[Records from a data collection]
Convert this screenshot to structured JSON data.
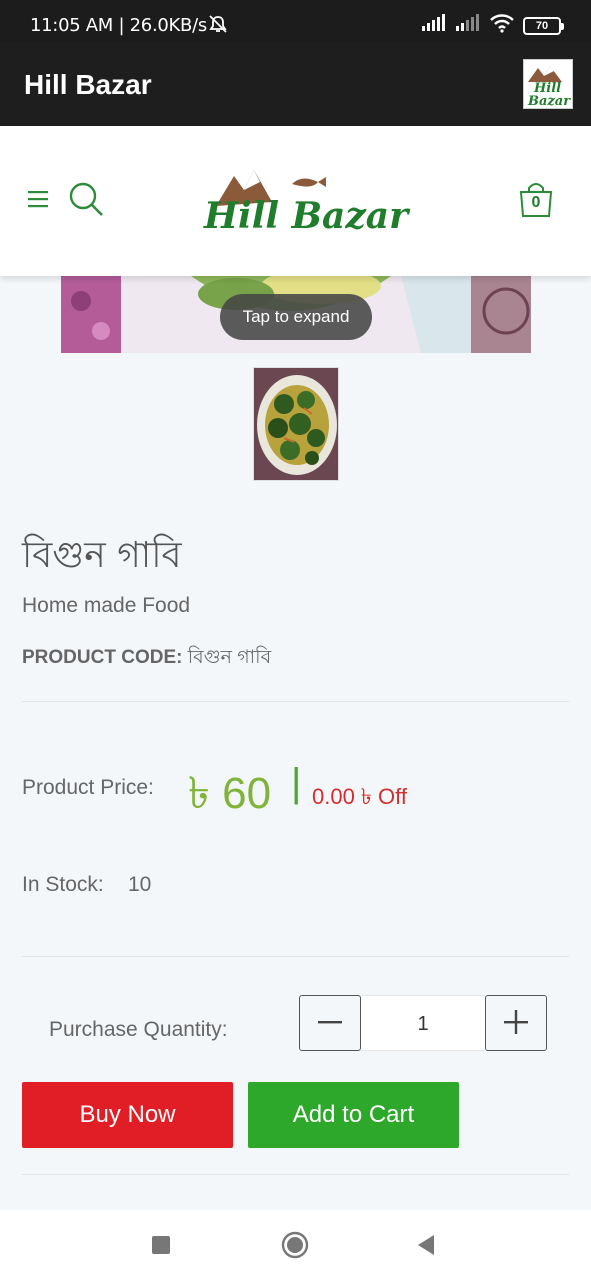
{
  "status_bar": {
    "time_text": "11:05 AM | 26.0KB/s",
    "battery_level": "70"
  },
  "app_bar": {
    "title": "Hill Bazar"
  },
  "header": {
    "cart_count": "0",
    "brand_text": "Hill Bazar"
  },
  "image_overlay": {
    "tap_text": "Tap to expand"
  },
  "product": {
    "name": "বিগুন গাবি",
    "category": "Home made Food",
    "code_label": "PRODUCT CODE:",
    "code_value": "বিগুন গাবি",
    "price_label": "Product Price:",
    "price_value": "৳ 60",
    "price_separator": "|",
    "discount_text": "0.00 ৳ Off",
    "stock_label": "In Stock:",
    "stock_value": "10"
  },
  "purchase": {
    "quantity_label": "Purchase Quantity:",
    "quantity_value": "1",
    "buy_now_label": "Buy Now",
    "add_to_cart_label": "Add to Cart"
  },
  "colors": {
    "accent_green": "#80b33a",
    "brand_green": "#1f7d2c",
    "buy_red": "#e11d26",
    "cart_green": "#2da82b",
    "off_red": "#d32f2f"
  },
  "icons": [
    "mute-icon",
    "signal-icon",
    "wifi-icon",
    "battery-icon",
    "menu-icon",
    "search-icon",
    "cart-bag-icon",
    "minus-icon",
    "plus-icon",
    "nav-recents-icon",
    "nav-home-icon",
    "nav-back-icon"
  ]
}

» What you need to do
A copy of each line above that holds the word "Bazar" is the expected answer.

» Result of the task
    "title": "Hill Bazar"
    "brand_text": "Hill Bazar"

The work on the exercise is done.